Recent statistics show that COVID-19 has had a significant impact on the real economy in many countries. Lithuania is not an exception: its GDP growth became negative; export and investments decreased, unemployment climbed up and wages were frozen. It’s evident that such trends significantly reduced household consumption.
Based on this, the question arises as to whether this has encouraged Lithuanian households to borrow in order to maintain the existing level of consumption, or, instead, caused an increase in savings and an aversion to borrowing?
At the end of February 2020, just before the COVID-19 pandemic, the consumer loan portfolio for MFIs was close to EUR 778 million. Up until then, consumer lending in Lithuania had been increasing for quite some time. However, in March of this year, consumer lending started to see a decrease and dropped by 3.8% during the three months that followed. Subsequently, the situation stabilized and now the consumer loan portfolio is 4.5% lower, compared with February.
The flow of new consumer loans also decreased. From March to August 2020, there were almost 20% less than in the same period last year.
Similar trends were observed among alternative consumer credit providers. In H1 2020, consumer credit portfolios decreased by 9.2%. However, prior to COVID-19 they had also been increasing. When compared to the same period during 2019, new consumer loans decreased by 18.9%.
There is evidence that COVID-19 has negatively impacted household credit risk. While it’s common in such cases to tighten lending standards, it seems that banks have done the opposite and decided to introduce less strict terms and conditions. During the COVID-19 pandemic, the maturity of consumer credit portfolios increased and interest rates went down. For example, average interest rates on the new consumer loans fell from 9.33% to 7.78% during the period of February through September 2020.

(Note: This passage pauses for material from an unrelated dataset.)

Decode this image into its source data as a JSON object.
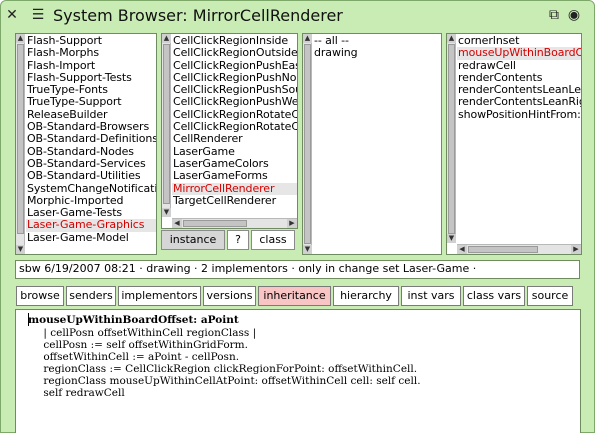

Therefore, it’s likely that a declining demand for consumer loans rather than the fall in supply drove the downward trend. It seems that in difficult times such as those we are currently experiencing, Lithuanian households have shifted their focus to saving and reducing their spending rather than borrowing to maintain the same level of consumption. The fact that the number of deposits significantly increased in H1 2020 and beyond also confirms this.
However, it’s important to note that lower demand for consumer loans may be also driven by other factors, such as the country's macro-prudential policy. For example, in Lithuania, where these policy measures are very strict, even a small decrease in household income can lead to restrictions on the access to credit.
Statistics show that, although there were relatively few COVID-19 cases in Lithuania, the decline in consumer borrowing was relatively significant compared to other EU countries, which were much more affected by COVID-19.
Looking ahead, the situation in the consumer lending market is likely to stabilize. The results of a survey conducted by the Bank of Lithuania showed that almost half of households expect their income to remain unchanged, with only 13% predicting a decline. Approximately 35% of households are expecting their expenditures to grow , i.e. even 22 p.p. less than a year ago. The consumer confidence indicator, which reflects consumer expectations, is also beginning to show signs of improving.
Conversely, a significant recovery in consumer lending is also unlikely as there is still too much uncertainty regarding the future. Therefore, despite the challenges posed by COVID-19, for the foreseeable future, the stability in the consumer lending market is the most probable scenario.